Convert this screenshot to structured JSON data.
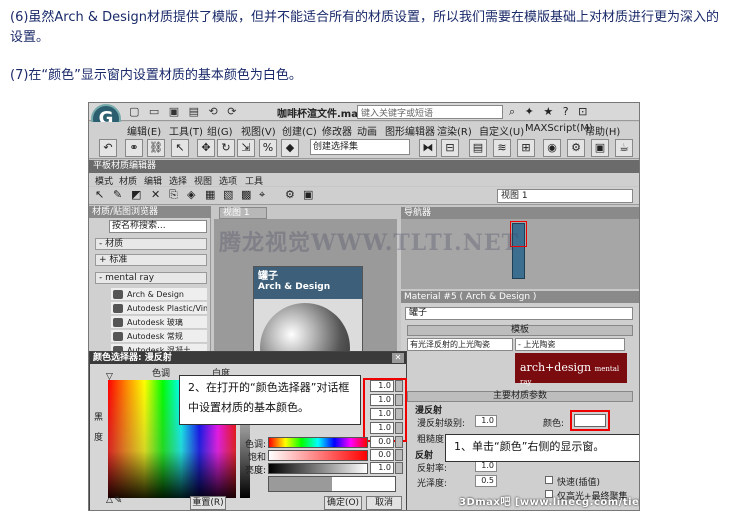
{
  "article": {
    "para1": "(6)虽然Arch & Design材质提供了模版，但并不能适合所有的材质设置，所以我们需要在模版基础上对材质进行更为深入的设置。",
    "para2": "(7)在“颜色”显示窗内设置材质的基本颜色为白色。"
  },
  "app": {
    "logo": "G",
    "file_title": "咖啡杯渲文件.max",
    "search_placeholder": "键入关键字或短语",
    "menu": [
      "编辑(E)",
      "工具(T)",
      "组(G)",
      "视图(V)",
      "创建(C)",
      "修改器",
      "动画",
      "图形编辑器",
      "渲染(R)",
      "自定义(U)",
      "MAXScript(M)",
      "帮助(H)"
    ],
    "selection_set": "创建选择集"
  },
  "material_editor": {
    "title": "平板材质编辑器",
    "menu": [
      "模式",
      "材质",
      "编辑",
      "选择",
      "视图",
      "选项",
      "工具"
    ],
    "view_dropdown": "视图 1",
    "browser_header": "材质/贴图浏览器",
    "browser_search": "按名称搜索...",
    "groups": [
      "- 材质",
      "+ 标准",
      "- mental ray"
    ],
    "materials": [
      "Arch & Design",
      "Autodesk Plastic/Vinyl",
      "Autodesk 玻璃",
      "Autodesk 常规",
      "Autodesk 混凝土"
    ],
    "view_tab": "视图 1",
    "node_title": "罐子",
    "node_subtitle": "Arch & Design",
    "navigator_header": "导航器",
    "props_header": "Material #5  ( Arch & Design )",
    "props_name": "罐子",
    "templates_rollout": "模板",
    "template_dd1": "有光泽反射的上光陶瓷",
    "template_dd2": "- 上光陶瓷",
    "logo_main": "arch+design",
    "logo_sub": "mental ray",
    "main_params_rollout": "主要材质参数",
    "diffuse_section": "漫反射",
    "diffuse_level_label": "漫反射级别:",
    "diffuse_level": "1.0",
    "color_label": "颜色:",
    "roughness_label": "粗糙度:",
    "reflection_section": "反射",
    "reflectivity_label": "反射率:",
    "reflectivity": "1.0",
    "glossiness_label": "光泽度:",
    "glossiness": "0.5",
    "fast_interp_label": "快速(插值)",
    "highlight_fg_label": "仅高光+最终聚集"
  },
  "color_selector": {
    "title": "颜色选择器: 漫反射",
    "hue_label": "色调",
    "white_label": "白度",
    "black_label": "黑",
    "degree_label": "度",
    "saturation_label": "色调:",
    "sat_label": "饱和度:",
    "value_label": "亮度:",
    "rgb_values": [
      "1.0",
      "1.0",
      "1.0",
      "1.0"
    ],
    "hsv_values": [
      "0.0",
      "0.0",
      "1.0"
    ],
    "reset_button": "重置(R)",
    "ok_button": "确定(O)",
    "cancel_button": "取消"
  },
  "callouts": {
    "step2": "2、在打开的“颜色选择器”对话框中设置材质的基本颜色。",
    "step1": "1、单击“颜色”右侧的显示窗。"
  },
  "watermarks": {
    "center": "腾龙视觉WWW.TLTI.NET",
    "footer": "3Dmax吧 [www.linecg.com/tieba/1771]"
  }
}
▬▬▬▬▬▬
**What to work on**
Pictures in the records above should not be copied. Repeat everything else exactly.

**Solution to the exercise**
Convert this screenshot to structured JSON data.
{
  "article": {
    "para1": "(6)虽然Arch & Design材质提供了模版，但并不能适合所有的材质设置，所以我们需要在模版基础上对材质进行更为深入的设置。",
    "para2": "(7)在“颜色”显示窗内设置材质的基本颜色为白色。"
  },
  "app": {
    "logo": "G",
    "file_title": "咖啡杯渲文件.max",
    "search_placeholder": "键入关键字或短语",
    "menu": [
      "编辑(E)",
      "工具(T)",
      "组(G)",
      "视图(V)",
      "创建(C)",
      "修改器",
      "动画",
      "图形编辑器",
      "渲染(R)",
      "自定义(U)",
      "MAXScript(M)",
      "帮助(H)"
    ],
    "selection_set": "创建选择集"
  },
  "material_editor": {
    "title": "平板材质编辑器",
    "menu": [
      "模式",
      "材质",
      "编辑",
      "选择",
      "视图",
      "选项",
      "工具"
    ],
    "view_dropdown": "视图 1",
    "browser_header": "材质/贴图浏览器",
    "browser_search": "按名称搜索...",
    "groups": [
      "- 材质",
      "+ 标准",
      "- mental ray"
    ],
    "materials": [
      "Arch & Design",
      "Autodesk Plastic/Vinyl",
      "Autodesk 玻璃",
      "Autodesk 常规",
      "Autodesk 混凝土"
    ],
    "view_tab": "视图 1",
    "node_title": "罐子",
    "node_subtitle": "Arch & Design",
    "navigator_header": "导航器",
    "props_header": "Material #5  ( Arch & Design )",
    "props_name": "罐子",
    "templates_rollout": "模板",
    "template_dd1": "有光泽反射的上光陶瓷",
    "template_dd2": "- 上光陶瓷",
    "logo_main": "arch+design",
    "logo_sub": "mental ray",
    "main_params_rollout": "主要材质参数",
    "diffuse_section": "漫反射",
    "diffuse_level_label": "漫反射级别:",
    "diffuse_level": "1.0",
    "color_label": "颜色:",
    "roughness_label": "粗糙度:",
    "reflection_section": "反射",
    "reflectivity_label": "反射率:",
    "reflectivity": "1.0",
    "glossiness_label": "光泽度:",
    "glossiness": "0.5",
    "fast_interp_label": "快速(插值)",
    "highlight_fg_label": "仅高光+最终聚集"
  },
  "color_selector": {
    "title": "颜色选择器: 漫反射",
    "hue_label": "色调",
    "white_label": "白度",
    "black_label": "黑",
    "degree_label": "度",
    "saturation_label": "色调:",
    "sat_label": "饱和度:",
    "value_label": "亮度:",
    "rgb_values": [
      "1.0",
      "1.0",
      "1.0",
      "1.0"
    ],
    "hsv_values": [
      "0.0",
      "0.0",
      "1.0"
    ],
    "reset_button": "重置(R)",
    "ok_button": "确定(O)",
    "cancel_button": "取消"
  },
  "callouts": {
    "step2": "2、在打开的“颜色选择器”对话框中设置材质的基本颜色。",
    "step1": "1、单击“颜色”右侧的显示窗。"
  },
  "watermarks": {
    "center": "腾龙视觉WWW.TLTI.NET",
    "footer": "3Dmax吧 [www.linecg.com/tieba/1771]"
  }
}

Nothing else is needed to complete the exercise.